Arunn NarasimhanSome notes from “The Analytical Theory of Heat” by Jean Baptiste Joseph Fourier, an abridged version of which I am reading now.

To begin with, a short description of the Fourier series and what it is supposed to do.

The series which goes by his name nowadays appeared in Chapter 3 of Fourier’s classic “The Analytical Theory of Heat”, which appeared in print in 1822 for the first time.

If there is a function f(x) then Fourier tells us that it can be defined within the range [-∞, +∞] using an infinite summation of the trigonometric functions sin(x) and cos(x).

In an equation form it would be represented as

——————- (1)

We know f(x) represents a curve in the x-f(x) space. Suppose, if f(x) = mx, we know the curve is a straight line. And we know that this mx can be easily represented using the RHS of Eq. (1) if we can suitably “tweak” the constants. Similarly, if f(x) is sin(x) or cos(x) or ex or simply 1, we know how to tweak the constants on the RHS of Eq. (1) to make it work. But what Fourier did was, for an arbitrary function f(x), he proved that the series representation in Eq. (1) holds true and also showed a way to find the constants as

——————- (2)

———– (3)

———– (4)

That is, to find the coefficient a_{0}, Fourier integrates Eq. (1)
on both sides within the range [-∞, +∞] to obtain Eq. (2); to obtain
a_{n}, he multiplies Eq. (1) first on both sides with cos(mx) and
then integrates over the range [-π, +π] to obtain Eq. (3) and follows the
same procedure for b_{n} by using the sin(mx) as the multiplication
factor to obtain Eq. (4).

Two assumptions that Fourier made in the above scheme are the integrability of f(x) (else one wouldn’t know the answers for the coefficients) and the integral of the infinite sums was identical to the infinite sum of the integrals as follows

Daniel Bernoulli a century earlier in 1740s has proposed such an infinite
series expression as in Eq. (1) while developing a theory for vibrating
musical strings but was not able to find the coefficients (Eqs. 2 to 4).
According to Stephen Hawking ^{[1]}, the determination of the
coefficients (Eqs. 2 to 4) was the greatest accomplishment of Fourier.
According to Lord Kelvin,
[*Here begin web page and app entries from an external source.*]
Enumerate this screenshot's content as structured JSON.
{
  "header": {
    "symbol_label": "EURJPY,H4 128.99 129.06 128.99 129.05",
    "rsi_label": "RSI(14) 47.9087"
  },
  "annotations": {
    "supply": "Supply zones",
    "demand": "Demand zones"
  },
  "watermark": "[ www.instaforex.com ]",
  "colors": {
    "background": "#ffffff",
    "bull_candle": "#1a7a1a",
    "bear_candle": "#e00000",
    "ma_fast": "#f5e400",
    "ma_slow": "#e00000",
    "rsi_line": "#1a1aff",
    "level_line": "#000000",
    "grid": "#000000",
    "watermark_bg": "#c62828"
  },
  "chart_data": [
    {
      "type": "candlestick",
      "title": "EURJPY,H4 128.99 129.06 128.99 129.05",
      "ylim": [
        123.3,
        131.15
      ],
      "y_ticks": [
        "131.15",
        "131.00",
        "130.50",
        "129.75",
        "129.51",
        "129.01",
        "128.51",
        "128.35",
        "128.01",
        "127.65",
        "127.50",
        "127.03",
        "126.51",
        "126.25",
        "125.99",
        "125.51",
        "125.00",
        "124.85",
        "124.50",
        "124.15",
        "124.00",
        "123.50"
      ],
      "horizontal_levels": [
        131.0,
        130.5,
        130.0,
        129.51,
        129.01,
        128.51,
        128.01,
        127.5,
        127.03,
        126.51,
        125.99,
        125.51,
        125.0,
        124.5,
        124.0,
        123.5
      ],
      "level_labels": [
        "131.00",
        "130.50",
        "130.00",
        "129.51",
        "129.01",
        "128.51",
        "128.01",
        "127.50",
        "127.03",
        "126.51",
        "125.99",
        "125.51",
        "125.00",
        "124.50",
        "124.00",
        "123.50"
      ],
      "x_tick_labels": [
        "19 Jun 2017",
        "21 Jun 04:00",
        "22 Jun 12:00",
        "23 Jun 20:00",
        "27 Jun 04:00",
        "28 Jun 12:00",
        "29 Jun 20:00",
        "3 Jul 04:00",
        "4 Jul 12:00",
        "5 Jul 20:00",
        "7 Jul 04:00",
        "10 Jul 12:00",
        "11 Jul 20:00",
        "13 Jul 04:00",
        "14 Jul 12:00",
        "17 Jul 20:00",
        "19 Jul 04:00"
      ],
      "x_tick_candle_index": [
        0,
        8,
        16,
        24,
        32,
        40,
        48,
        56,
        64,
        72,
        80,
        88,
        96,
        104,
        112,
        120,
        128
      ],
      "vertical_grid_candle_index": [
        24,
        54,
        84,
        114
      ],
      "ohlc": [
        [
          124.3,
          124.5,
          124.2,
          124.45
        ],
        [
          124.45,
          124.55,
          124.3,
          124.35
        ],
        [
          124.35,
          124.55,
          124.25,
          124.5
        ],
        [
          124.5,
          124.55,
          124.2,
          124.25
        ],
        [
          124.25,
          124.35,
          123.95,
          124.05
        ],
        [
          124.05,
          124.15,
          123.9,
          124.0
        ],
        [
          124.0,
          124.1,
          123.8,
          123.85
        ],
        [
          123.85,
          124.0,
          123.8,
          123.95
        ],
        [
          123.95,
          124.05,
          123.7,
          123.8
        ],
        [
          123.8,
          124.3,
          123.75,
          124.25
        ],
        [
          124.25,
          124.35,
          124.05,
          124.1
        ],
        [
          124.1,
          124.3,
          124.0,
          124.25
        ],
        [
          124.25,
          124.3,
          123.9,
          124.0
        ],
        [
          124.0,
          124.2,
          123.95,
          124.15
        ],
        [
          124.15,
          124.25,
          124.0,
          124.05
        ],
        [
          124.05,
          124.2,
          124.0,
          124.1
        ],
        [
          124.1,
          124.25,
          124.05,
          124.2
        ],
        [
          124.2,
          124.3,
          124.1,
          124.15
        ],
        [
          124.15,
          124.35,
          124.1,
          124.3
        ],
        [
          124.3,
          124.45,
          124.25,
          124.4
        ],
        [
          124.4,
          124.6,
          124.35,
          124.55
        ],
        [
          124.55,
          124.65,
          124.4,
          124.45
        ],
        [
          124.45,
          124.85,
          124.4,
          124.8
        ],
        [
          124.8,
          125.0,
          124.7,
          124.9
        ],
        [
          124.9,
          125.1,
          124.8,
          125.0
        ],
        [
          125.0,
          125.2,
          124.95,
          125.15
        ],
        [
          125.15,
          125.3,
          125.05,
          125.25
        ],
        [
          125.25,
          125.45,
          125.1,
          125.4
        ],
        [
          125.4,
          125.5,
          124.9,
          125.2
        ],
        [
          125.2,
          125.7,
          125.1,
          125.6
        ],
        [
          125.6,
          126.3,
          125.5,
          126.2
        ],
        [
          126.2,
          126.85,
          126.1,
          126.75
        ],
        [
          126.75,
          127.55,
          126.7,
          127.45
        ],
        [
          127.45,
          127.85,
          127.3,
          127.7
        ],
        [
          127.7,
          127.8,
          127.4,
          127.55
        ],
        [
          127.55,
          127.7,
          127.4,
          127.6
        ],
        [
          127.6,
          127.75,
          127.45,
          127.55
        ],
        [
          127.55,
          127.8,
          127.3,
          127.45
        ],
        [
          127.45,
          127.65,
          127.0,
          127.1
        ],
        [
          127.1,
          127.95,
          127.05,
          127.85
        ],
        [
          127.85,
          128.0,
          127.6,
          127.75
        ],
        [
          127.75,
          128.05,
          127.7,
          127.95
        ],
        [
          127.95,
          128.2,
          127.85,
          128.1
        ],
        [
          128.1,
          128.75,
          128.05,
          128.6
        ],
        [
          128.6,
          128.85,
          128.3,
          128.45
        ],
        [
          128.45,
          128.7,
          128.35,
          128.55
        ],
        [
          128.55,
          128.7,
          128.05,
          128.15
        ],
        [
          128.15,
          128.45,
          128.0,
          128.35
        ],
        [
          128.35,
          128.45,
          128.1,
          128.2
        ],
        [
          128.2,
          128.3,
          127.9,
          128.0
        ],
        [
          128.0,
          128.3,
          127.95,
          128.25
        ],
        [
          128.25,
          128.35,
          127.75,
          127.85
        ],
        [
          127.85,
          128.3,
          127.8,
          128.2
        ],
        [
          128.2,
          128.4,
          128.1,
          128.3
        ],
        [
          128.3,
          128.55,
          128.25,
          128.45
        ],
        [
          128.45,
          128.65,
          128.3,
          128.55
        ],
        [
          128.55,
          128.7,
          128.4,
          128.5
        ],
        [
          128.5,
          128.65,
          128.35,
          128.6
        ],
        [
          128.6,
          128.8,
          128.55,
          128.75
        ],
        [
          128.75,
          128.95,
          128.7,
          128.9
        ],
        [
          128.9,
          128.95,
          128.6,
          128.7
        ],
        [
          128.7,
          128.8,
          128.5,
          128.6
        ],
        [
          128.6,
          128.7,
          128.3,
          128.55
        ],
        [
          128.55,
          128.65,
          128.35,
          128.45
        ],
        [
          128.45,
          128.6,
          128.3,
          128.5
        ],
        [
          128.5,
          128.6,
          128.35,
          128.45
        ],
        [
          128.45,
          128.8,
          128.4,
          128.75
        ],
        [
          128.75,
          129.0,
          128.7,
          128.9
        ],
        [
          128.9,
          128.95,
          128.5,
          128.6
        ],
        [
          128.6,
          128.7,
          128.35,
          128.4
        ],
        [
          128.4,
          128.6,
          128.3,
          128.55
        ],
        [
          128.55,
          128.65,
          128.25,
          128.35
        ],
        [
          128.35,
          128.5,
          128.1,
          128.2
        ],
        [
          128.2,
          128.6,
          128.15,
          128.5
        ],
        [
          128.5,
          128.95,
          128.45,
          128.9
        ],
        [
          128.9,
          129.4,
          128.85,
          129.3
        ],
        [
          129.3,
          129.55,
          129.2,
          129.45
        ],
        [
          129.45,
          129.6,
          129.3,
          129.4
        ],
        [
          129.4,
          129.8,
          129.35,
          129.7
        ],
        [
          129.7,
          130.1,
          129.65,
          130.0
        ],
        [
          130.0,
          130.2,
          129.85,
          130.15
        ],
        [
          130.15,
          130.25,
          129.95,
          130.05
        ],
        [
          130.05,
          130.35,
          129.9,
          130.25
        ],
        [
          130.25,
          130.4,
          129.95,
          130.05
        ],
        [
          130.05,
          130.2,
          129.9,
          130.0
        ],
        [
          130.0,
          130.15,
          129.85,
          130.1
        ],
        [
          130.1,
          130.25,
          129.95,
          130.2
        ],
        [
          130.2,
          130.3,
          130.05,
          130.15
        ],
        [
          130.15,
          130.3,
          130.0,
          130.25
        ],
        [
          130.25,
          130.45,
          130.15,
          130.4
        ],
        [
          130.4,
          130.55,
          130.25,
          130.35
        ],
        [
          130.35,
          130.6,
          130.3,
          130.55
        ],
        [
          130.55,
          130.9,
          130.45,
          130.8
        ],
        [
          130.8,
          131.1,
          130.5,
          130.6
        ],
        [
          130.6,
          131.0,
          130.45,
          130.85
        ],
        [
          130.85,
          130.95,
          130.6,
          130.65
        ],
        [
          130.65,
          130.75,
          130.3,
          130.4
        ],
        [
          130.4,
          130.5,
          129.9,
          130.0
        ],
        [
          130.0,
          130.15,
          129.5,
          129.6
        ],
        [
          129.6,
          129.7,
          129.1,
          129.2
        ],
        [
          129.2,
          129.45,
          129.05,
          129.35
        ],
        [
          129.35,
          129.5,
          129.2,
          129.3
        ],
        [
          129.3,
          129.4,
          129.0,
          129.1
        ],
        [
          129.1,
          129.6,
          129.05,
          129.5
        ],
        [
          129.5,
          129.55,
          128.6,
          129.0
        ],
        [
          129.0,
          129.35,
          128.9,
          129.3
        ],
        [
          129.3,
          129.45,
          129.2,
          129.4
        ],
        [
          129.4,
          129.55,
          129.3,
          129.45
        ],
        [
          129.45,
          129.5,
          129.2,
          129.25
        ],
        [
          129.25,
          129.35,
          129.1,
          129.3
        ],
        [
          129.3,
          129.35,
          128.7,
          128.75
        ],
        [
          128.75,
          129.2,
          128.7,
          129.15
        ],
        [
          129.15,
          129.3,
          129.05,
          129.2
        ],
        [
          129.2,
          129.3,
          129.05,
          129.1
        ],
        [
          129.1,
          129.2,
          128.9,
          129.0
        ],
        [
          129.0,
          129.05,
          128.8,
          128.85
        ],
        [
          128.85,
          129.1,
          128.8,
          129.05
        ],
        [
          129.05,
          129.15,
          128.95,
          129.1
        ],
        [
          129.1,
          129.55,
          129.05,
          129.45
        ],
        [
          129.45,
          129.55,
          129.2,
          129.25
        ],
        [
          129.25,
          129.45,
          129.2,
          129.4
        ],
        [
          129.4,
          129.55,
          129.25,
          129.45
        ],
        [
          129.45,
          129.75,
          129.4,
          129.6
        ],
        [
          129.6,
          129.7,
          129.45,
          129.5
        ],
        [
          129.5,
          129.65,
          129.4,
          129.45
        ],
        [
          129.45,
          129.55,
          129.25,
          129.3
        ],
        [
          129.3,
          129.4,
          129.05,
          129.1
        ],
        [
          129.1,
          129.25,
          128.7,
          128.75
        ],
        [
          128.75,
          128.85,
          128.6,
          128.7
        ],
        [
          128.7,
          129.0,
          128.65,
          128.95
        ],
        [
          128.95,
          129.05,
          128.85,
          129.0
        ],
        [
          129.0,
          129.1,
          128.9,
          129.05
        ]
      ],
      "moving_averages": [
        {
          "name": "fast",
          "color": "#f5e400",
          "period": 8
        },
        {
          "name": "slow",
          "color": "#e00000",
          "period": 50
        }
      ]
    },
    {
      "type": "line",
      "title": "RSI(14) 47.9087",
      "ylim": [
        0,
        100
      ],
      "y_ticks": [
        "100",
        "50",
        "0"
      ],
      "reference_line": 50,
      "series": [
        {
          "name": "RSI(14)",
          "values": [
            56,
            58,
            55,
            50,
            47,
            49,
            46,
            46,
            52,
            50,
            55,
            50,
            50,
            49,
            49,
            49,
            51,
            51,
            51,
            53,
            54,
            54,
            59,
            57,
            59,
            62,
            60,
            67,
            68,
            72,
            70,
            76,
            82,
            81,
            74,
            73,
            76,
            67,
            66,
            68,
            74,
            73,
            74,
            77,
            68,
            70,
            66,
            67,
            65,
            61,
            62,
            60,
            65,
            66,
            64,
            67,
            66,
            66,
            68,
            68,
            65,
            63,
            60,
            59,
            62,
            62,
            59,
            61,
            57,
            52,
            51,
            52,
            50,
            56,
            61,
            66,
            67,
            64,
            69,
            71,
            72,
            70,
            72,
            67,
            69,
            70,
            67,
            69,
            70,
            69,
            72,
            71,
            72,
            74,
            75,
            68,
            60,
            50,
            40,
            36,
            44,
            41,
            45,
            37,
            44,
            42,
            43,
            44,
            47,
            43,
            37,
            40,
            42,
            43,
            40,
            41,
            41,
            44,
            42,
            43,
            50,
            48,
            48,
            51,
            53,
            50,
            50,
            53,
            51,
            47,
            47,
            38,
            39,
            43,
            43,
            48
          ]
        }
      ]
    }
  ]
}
Fourier’s theorem is not only one of the most beautiful results of modern analysis, but it is said to furnish an indispensable instrument in the treatment of nearly every recondite question in modern physics…Fourier is a mathematical poem.

[The above quote was taken from the recent compilation by Stephen Hawking of the works of thirty greatest mathematicians according to him]

Just to give an example, if f(x) is such that it represents the periodic triangle like curve depicted in white color in the figure below and the red color curve, the result of using Eq. (1) to approximate the actual function f(x).

Using a pair of sine and cosine (in the infinite summation of RHS of Eq. (1)) would get us to this figure already

And with about 13 to 14 sets of sine and cosines, we can obtain with fair excatitude, the required triangle like curve as follows.

In other words, a few suitable summation of wiggly curves lead us to a rigid choppy curve - all courtesy Fourier, who showed it can be done by 1822.

You can play with this Java applet here.

Now, how did Fourier use Eq. (1) to explain heat diffusion? In a separate note.

Reference

[1] God Created the Integers, edited with commentary by Stephen Hawking, Penguin, 2005.